■ **TASK**
If a line in the records below contains the word "mean", copy it.

Extracted records
——————
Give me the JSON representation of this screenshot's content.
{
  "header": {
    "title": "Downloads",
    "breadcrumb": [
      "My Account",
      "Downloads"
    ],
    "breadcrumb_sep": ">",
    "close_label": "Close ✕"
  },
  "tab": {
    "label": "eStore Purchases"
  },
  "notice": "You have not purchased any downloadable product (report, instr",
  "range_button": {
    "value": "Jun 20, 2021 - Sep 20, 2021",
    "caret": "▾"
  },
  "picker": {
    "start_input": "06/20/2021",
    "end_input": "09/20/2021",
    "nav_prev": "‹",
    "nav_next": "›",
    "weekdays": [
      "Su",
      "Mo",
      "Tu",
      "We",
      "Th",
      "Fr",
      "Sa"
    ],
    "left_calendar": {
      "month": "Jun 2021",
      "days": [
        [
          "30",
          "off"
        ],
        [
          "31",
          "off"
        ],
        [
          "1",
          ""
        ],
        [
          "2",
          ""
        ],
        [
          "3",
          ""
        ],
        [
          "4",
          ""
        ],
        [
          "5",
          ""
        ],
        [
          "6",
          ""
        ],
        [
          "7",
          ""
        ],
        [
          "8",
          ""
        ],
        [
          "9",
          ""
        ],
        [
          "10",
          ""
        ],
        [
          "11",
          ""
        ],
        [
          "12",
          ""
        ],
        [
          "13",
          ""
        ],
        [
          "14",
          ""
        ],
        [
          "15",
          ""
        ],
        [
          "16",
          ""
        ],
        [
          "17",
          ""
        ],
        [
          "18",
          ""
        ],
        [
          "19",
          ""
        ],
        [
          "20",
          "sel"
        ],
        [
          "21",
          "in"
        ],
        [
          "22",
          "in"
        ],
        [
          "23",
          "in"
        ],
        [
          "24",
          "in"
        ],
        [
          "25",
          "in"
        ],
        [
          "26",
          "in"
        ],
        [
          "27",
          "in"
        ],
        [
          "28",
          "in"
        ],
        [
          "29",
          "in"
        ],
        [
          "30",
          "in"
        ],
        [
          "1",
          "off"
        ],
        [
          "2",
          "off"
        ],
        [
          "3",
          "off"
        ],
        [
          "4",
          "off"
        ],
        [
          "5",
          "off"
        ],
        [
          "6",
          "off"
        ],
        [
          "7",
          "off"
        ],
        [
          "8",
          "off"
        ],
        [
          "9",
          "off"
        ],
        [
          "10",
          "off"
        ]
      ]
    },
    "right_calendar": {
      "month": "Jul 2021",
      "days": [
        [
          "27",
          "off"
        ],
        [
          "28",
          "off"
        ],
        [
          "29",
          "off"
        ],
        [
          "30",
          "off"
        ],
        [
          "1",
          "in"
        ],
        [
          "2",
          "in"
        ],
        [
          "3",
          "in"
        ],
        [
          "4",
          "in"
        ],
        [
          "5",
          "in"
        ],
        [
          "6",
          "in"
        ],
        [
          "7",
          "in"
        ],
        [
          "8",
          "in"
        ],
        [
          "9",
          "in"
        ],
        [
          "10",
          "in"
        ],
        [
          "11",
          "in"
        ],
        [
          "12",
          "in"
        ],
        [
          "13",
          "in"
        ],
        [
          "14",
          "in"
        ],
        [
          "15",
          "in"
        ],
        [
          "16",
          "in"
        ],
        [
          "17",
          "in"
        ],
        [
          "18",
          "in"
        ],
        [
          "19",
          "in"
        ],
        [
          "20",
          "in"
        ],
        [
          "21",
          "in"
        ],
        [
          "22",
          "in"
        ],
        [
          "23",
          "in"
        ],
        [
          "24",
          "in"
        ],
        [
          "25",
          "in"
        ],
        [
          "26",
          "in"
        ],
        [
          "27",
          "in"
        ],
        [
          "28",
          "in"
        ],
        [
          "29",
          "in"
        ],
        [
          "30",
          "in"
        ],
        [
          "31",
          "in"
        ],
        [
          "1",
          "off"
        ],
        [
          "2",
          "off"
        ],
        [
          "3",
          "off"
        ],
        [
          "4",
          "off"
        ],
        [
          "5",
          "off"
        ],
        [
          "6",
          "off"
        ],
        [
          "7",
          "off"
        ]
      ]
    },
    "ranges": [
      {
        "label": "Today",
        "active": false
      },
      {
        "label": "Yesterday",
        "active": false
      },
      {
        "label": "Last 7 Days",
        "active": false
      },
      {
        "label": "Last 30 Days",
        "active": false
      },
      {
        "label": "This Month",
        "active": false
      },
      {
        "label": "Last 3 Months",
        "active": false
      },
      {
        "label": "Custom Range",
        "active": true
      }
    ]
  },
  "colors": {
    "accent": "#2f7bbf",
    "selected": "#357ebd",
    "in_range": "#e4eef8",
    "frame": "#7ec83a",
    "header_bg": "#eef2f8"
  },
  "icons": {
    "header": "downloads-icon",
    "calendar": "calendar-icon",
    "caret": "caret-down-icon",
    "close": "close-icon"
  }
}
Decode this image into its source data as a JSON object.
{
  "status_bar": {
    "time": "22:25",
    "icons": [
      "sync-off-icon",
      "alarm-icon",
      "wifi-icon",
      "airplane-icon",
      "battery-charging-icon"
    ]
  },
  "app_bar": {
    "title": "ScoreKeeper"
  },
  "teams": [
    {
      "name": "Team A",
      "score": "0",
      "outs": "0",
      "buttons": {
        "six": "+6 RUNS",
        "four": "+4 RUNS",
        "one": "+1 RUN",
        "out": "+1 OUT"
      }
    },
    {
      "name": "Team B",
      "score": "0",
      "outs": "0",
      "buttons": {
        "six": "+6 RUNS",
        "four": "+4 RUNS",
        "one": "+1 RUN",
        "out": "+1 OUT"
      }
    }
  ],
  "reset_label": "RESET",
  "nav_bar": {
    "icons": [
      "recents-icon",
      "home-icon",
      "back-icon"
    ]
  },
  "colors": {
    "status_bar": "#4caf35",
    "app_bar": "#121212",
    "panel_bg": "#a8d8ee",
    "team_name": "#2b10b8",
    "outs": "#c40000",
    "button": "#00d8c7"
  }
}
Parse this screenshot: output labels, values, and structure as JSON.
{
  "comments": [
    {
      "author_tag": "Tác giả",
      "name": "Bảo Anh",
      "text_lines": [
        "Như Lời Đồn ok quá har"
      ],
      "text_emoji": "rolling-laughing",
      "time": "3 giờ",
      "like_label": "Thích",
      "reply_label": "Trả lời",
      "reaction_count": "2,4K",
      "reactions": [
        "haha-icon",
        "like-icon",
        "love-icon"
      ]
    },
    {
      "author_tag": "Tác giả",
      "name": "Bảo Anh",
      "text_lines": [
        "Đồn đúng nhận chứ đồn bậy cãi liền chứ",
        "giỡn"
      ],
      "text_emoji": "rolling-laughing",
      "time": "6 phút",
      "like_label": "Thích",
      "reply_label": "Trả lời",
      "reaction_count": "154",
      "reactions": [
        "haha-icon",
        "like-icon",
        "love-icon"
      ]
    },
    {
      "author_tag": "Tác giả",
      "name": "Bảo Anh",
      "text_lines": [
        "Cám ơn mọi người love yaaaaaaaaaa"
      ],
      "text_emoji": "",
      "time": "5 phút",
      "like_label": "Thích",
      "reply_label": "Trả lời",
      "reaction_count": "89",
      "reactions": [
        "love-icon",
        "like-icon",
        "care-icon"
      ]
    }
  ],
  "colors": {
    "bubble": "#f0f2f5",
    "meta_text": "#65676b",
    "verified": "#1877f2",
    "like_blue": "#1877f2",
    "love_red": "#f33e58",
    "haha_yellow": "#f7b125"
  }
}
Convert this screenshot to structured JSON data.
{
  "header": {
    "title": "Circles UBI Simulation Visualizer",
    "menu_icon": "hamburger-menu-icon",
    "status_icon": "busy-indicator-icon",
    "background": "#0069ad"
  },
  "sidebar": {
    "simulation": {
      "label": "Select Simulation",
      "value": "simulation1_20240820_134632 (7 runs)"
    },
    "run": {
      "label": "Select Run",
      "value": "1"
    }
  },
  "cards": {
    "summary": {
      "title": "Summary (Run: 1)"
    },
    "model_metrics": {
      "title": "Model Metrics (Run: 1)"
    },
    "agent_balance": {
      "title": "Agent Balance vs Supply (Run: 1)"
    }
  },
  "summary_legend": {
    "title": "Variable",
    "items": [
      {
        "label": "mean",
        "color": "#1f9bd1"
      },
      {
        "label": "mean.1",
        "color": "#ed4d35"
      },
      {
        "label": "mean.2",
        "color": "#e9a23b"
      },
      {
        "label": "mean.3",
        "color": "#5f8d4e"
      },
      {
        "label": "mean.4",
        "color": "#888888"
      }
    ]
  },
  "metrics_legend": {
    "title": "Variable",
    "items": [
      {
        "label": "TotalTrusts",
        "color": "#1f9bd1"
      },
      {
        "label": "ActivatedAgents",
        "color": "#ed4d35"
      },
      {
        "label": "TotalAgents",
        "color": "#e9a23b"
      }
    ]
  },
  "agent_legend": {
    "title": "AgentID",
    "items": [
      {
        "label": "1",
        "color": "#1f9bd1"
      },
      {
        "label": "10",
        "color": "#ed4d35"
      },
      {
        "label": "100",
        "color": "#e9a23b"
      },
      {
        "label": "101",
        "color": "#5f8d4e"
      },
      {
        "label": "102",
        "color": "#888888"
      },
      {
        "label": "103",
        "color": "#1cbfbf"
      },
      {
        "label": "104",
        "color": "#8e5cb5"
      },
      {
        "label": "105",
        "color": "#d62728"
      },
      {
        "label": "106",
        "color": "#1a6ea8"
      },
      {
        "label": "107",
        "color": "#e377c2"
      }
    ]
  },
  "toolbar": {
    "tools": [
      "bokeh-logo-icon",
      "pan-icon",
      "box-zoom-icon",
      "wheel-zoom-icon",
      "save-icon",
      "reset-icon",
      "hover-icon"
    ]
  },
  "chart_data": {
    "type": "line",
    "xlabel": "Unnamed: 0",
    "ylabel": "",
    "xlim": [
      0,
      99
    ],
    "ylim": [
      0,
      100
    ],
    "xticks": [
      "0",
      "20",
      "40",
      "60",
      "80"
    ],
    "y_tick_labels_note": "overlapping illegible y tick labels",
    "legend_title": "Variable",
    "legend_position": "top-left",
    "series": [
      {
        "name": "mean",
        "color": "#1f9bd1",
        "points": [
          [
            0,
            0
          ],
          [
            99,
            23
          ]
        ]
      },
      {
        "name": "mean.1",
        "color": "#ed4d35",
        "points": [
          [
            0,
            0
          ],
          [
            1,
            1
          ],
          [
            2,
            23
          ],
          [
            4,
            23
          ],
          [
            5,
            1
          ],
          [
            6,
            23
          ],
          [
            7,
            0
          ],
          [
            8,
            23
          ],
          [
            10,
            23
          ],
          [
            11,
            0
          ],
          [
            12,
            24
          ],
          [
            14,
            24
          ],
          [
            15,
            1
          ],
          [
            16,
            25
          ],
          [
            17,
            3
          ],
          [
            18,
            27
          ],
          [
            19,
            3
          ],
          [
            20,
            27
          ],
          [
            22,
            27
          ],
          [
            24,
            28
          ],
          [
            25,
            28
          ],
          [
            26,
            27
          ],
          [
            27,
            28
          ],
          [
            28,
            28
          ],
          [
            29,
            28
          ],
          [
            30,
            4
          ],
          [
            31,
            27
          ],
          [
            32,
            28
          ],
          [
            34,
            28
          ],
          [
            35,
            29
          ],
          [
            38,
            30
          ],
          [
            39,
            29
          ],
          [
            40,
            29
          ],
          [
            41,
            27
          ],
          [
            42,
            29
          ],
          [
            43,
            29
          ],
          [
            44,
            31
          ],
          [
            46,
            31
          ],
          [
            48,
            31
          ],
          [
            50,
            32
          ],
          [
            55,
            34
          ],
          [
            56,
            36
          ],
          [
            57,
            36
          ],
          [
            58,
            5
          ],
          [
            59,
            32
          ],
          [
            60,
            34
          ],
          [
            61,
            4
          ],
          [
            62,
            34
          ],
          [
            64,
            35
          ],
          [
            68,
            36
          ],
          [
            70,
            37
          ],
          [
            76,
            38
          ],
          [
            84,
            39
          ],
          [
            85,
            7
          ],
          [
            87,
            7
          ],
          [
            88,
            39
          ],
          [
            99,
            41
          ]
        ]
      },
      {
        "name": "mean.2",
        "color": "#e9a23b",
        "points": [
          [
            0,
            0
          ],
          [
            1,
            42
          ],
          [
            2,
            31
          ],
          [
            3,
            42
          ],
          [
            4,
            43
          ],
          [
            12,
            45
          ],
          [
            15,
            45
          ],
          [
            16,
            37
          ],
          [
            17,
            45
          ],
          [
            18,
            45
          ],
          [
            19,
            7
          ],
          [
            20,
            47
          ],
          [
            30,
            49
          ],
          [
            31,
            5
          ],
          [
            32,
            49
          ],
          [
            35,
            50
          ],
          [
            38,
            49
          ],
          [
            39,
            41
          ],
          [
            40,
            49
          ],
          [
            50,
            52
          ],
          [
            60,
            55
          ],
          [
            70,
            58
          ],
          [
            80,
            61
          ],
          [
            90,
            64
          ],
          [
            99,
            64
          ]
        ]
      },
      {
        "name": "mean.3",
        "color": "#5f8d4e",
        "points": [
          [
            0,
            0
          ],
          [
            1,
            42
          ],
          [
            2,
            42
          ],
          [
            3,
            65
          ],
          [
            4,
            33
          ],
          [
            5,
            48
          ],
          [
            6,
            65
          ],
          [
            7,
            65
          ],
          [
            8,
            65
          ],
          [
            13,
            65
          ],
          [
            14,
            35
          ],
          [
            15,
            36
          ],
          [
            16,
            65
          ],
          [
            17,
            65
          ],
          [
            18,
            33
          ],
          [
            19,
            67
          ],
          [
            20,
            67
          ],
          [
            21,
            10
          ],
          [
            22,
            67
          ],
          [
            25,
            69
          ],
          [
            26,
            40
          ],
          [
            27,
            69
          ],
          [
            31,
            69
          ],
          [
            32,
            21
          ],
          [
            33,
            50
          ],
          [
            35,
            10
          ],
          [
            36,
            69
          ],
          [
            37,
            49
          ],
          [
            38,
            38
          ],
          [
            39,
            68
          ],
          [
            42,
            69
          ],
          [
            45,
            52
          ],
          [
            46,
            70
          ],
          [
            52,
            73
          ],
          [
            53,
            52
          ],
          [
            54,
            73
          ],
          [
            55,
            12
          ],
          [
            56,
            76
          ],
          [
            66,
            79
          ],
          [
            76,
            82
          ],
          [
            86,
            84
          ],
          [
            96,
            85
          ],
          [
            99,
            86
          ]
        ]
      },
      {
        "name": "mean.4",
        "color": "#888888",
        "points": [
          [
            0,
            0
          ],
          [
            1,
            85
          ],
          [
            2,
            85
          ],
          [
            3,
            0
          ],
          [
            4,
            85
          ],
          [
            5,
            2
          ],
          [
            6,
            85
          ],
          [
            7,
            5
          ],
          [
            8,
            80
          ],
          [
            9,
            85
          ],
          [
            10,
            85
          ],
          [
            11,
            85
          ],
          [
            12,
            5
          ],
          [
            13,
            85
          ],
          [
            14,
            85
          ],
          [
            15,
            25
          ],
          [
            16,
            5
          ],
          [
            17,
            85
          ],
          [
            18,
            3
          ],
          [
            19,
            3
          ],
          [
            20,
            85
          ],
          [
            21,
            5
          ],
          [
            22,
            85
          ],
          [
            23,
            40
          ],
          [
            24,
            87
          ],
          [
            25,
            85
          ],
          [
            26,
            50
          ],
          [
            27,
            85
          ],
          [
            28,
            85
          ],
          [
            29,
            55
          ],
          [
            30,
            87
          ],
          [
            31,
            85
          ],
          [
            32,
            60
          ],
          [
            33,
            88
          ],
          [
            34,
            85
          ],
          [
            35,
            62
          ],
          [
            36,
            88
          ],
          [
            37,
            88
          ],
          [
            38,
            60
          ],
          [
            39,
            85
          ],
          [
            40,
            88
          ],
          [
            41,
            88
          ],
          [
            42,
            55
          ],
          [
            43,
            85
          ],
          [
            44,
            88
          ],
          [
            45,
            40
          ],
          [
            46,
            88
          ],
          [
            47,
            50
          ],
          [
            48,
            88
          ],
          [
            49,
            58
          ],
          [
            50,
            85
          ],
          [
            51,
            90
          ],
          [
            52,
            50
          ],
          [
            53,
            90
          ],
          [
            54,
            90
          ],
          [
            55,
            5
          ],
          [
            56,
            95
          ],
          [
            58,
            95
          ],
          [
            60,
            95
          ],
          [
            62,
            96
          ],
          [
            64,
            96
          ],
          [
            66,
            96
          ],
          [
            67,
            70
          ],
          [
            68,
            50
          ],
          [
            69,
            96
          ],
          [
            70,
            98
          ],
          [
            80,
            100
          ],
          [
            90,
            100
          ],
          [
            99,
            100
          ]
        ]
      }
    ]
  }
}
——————
■ **ANSWER BOX**
        "label": "mean",
        "label": "mean.1",
        "label": "mean.2",
        "label": "mean.3",
        "label": "mean.4",
        "name": "mean",
        "name": "mean.1",
        "name": "mean.2",
        "name": "mean.3",
        "name": "mean.4",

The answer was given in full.